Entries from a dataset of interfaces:
———

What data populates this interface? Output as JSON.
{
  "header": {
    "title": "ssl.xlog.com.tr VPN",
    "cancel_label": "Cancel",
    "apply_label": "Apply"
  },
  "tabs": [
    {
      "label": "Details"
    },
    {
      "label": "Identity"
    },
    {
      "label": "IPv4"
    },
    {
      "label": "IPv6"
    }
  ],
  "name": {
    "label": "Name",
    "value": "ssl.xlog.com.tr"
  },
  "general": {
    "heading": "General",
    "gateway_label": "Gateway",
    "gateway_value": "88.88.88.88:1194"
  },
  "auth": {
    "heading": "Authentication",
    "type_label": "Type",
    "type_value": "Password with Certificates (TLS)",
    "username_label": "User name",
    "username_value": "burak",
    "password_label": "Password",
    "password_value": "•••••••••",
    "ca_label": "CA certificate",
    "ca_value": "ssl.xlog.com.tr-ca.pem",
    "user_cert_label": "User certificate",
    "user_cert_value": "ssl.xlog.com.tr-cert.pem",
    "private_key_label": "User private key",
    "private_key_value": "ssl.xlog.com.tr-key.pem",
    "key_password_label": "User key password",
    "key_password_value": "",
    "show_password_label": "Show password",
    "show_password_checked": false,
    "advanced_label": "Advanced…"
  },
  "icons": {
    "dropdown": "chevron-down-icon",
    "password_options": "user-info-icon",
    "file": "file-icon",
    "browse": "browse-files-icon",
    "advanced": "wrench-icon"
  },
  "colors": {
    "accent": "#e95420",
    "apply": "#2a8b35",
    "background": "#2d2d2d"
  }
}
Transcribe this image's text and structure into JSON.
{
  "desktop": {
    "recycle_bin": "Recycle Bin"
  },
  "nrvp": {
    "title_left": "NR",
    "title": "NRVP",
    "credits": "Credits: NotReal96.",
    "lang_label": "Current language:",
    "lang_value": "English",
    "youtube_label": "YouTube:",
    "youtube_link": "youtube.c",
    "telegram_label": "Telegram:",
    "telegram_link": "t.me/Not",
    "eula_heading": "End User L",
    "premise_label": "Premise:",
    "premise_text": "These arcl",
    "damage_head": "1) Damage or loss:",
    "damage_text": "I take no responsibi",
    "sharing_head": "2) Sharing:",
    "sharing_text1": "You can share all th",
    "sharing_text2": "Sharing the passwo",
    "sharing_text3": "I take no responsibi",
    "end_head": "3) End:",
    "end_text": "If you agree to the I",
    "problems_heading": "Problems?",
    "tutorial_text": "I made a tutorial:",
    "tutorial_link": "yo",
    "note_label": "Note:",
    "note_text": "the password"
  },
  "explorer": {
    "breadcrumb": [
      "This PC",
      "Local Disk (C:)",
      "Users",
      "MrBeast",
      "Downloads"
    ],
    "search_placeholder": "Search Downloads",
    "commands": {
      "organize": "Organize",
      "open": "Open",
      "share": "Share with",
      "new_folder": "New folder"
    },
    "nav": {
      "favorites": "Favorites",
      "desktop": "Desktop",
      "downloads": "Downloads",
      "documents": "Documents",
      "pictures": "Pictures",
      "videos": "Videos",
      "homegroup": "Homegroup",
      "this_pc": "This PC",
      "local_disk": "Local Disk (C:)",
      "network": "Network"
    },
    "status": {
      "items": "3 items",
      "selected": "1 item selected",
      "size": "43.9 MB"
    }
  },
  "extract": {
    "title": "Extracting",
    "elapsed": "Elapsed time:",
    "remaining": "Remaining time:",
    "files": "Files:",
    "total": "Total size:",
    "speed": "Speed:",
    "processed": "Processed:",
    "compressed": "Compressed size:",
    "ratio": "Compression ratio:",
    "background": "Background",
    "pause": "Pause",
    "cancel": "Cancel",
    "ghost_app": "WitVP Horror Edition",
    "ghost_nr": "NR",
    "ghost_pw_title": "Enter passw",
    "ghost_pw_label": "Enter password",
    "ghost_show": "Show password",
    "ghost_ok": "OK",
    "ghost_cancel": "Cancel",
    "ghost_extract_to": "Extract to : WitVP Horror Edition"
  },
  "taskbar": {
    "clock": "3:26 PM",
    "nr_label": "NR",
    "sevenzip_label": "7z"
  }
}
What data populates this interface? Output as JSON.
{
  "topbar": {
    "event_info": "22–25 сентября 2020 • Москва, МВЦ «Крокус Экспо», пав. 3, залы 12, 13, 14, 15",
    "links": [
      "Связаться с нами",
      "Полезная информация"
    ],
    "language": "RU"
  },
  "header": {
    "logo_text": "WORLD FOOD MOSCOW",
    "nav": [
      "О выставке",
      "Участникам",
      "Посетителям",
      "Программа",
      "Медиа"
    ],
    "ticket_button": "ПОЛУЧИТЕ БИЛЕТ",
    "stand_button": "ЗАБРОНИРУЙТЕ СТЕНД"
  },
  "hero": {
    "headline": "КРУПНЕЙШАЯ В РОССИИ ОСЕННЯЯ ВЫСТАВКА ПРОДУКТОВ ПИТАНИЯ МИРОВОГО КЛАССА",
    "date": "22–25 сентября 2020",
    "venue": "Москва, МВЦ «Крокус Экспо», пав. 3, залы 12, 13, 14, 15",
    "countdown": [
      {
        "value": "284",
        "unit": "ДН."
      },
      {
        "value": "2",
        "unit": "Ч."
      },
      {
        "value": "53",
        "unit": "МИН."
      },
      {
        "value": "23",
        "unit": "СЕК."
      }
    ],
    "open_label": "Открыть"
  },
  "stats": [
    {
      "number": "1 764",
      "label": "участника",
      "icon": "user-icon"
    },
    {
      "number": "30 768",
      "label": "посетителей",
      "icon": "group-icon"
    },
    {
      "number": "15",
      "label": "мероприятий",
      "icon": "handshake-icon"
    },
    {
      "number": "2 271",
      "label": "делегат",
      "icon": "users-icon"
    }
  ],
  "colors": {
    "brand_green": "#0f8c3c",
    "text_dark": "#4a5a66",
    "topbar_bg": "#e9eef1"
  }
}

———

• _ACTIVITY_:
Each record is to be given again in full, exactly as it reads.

• _RESULT FOR THIS TASK_:
What data populates this interface? Output as JSON.
{
  "header": {
    "title": "ssl.xlog.com.tr VPN",
    "cancel_label": "Cancel",
    "apply_label": "Apply"
  },
  "tabs": [
    {
      "label": "Details"
    },
    {
      "label": "Identity"
    },
    {
      "label": "IPv4"
    },
    {
      "label": "IPv6"
    }
  ],
  "name": {
    "label": "Name",
    "value": "ssl.xlog.com.tr"
  },
  "general": {
    "heading": "General",
    "gateway_label": "Gateway",
    "gateway_value": "88.88.88.88:1194"
  },
  "auth": {
    "heading": "Authentication",
    "type_label": "Type",
    "type_value": "Password with Certificates (TLS)",
    "username_label": "User name",
    "username_value": "burak",
    "password_label": "Password",
    "password_value": "•••••••••",
    "ca_label": "CA certificate",
    "ca_value": "ssl.xlog.com.tr-ca.pem",
    "user_cert_label": "User certificate",
    "user_cert_value": "ssl.xlog.com.tr-cert.pem",
    "private_key_label": "User private key",
    "private_key_value": "ssl.xlog.com.tr-key.pem",
    "key_password_label": "User key password",
    "key_password_value": "",
    "show_password_label": "Show password",
    "show_password_checked": false,
    "advanced_label": "Advanced…"
  },
  "icons": {
    "dropdown": "chevron-down-icon",
    "password_options": "user-info-icon",
    "file": "file-icon",
    "browse": "browse-files-icon",
    "advanced": "wrench-icon"
  },
  "colors": {
    "accent": "#e95420",
    "apply": "#2a8b35",
    "background": "#2d2d2d"
  }
}
Transcribe this image's text and structure into JSON.
{
  "desktop": {
    "recycle_bin": "Recycle Bin"
  },
  "nrvp": {
    "title_left": "NR",
    "title": "NRVP",
    "credits": "Credits: NotReal96.",
    "lang_label": "Current language:",
    "lang_value": "English",
    "youtube_label": "YouTube:",
    "youtube_link": "youtube.c",
    "telegram_label": "Telegram:",
    "telegram_link": "t.me/Not",
    "eula_heading": "End User L",
    "premise_label": "Premise:",
    "premise_text": "These arcl",
    "damage_head": "1) Damage or loss:",
    "damage_text": "I take no responsibi",
    "sharing_head": "2) Sharing:",
    "sharing_text1": "You can share all th",
    "sharing_text2": "Sharing the passwo",
    "sharing_text3": "I take no responsibi",
    "end_head": "3) End:",
    "end_text": "If you agree to the I",
    "problems_heading": "Problems?",
    "tutorial_text": "I made a tutorial:",
    "tutorial_link": "yo",
    "note_label": "Note:",
    "note_text": "the password"
  },
  "explorer": {
    "breadcrumb": [
      "This PC",
      "Local Disk (C:)",
      "Users",
      "MrBeast",
      "Downloads"
    ],
    "search_placeholder": "Search Downloads",
    "commands": {
      "organize": "Organize",
      "open": "Open",
      "share": "Share with",
      "new_folder": "New folder"
    },
    "nav": {
      "favorites": "Favorites",
      "desktop": "Desktop",
      "downloads": "Downloads",
      "documents": "Documents",
      "pictures": "Pictures",
      "videos": "Videos",
      "homegroup": "Homegroup",
      "this_pc": "This PC",
      "local_disk": "Local Disk (C:)",
      "network": "Network"
    },
    "status": {
      "items": "3 items",
      "selected": "1 item selected",
      "size": "43.9 MB"
    }
  },
  "extract": {
    "title": "Extracting",
    "elapsed": "Elapsed time:",
    "remaining": "Remaining time:",
    "files": "Files:",
    "total": "Total size:",
    "speed": "Speed:",
    "processed": "Processed:",
    "compressed": "Compressed size:",
    "ratio": "Compression ratio:",
    "background": "Background",
    "pause": "Pause",
    "cancel": "Cancel",
    "ghost_app": "WitVP Horror Edition",
    "ghost_nr": "NR",
    "ghost_pw_title": "Enter passw",
    "ghost_pw_label": "Enter password",
    "ghost_show": "Show password",
    "ghost_ok": "OK",
    "ghost_cancel": "Cancel",
    "ghost_extract_to": "Extract to : WitVP Horror Edition"
  },
  "taskbar": {
    "clock": "3:26 PM",
    "nr_label": "NR",
    "sevenzip_label": "7z"
  }
}
What data populates this interface? Output as JSON.
{
  "topbar": {
    "event_info": "22–25 сентября 2020 • Москва, МВЦ «Крокус Экспо», пав. 3, залы 12, 13, 14, 15",
    "links": [
      "Связаться с нами",
      "Полезная информация"
    ],
    "language": "RU"
  },
  "header": {
    "logo_text": "WORLD FOOD MOSCOW",
    "nav": [
      "О выставке",
      "Участникам",
      "Посетителям",
      "Программа",
      "Медиа"
    ],
    "ticket_button": "ПОЛУЧИТЕ БИЛЕТ",
    "stand_button": "ЗАБРОНИРУЙТЕ СТЕНД"
  },
  "hero": {
    "headline": "КРУПНЕЙШАЯ В РОССИИ ОСЕННЯЯ ВЫСТАВКА ПРОДУКТОВ ПИТАНИЯ МИРОВОГО КЛАССА",
    "date": "22–25 сентября 2020",
    "venue": "Москва, МВЦ «Крокус Экспо», пав. 3, залы 12, 13, 14, 15",
    "countdown": [
      {
        "value": "284",
        "unit": "ДН."
      },
      {
        "value": "2",
        "unit": "Ч."
      },
      {
        "value": "53",
        "unit": "МИН."
      },
      {
        "value": "23",
        "unit": "СЕК."
      }
    ],
    "open_label": "Открыть"
  },
  "stats": [
    {
      "number": "1 764",
      "label": "участника",
      "icon": "user-icon"
    },
    {
      "number": "30 768",
      "label": "посетителей",
      "icon": "group-icon"
    },
    {
      "number": "15",
      "label": "мероприятий",
      "icon": "handshake-icon"
    },
    {
      "number": "2 271",
      "label": "делегат",
      "icon": "users-icon"
    }
  ],
  "colors": {
    "brand_green": "#0f8c3c",
    "text_dark": "#4a5a66",
    "topbar_bg": "#e9eef1"
  }
}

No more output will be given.